*Problem:* Collect every line in the records below that contains the word "单击此处编辑母版文本样式".

*Available data:*

○ ○ ○

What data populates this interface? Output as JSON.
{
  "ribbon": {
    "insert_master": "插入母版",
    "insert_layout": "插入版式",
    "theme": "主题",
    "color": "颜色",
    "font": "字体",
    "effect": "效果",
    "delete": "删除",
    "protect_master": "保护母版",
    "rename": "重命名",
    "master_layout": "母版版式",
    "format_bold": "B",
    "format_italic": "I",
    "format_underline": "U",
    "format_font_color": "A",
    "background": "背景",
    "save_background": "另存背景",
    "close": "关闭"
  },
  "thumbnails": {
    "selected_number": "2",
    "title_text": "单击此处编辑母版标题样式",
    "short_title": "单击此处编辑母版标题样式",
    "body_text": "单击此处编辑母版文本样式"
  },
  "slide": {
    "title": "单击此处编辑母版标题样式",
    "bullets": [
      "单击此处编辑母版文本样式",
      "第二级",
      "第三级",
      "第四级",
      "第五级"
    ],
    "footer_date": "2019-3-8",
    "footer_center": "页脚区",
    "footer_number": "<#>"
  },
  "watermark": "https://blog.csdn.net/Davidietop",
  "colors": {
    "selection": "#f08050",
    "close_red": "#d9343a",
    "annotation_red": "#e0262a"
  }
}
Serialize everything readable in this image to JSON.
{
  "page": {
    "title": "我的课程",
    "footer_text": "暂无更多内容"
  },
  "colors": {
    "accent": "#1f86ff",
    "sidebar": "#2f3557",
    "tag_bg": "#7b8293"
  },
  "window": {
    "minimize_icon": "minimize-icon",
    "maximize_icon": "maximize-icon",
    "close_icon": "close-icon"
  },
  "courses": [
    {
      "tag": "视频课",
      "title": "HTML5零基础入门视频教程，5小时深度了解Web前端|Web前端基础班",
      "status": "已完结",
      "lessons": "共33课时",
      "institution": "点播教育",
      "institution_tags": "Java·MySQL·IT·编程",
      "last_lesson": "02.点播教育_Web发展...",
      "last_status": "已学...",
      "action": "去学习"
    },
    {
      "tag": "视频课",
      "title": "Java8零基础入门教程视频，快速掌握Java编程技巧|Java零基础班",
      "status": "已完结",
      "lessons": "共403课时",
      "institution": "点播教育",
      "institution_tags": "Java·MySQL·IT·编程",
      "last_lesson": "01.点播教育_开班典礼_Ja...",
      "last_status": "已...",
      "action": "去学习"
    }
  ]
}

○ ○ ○

*Output for this exercise:*
    "body_text": "单击此处编辑母版文本样式"
      "单击此处编辑母版文本样式",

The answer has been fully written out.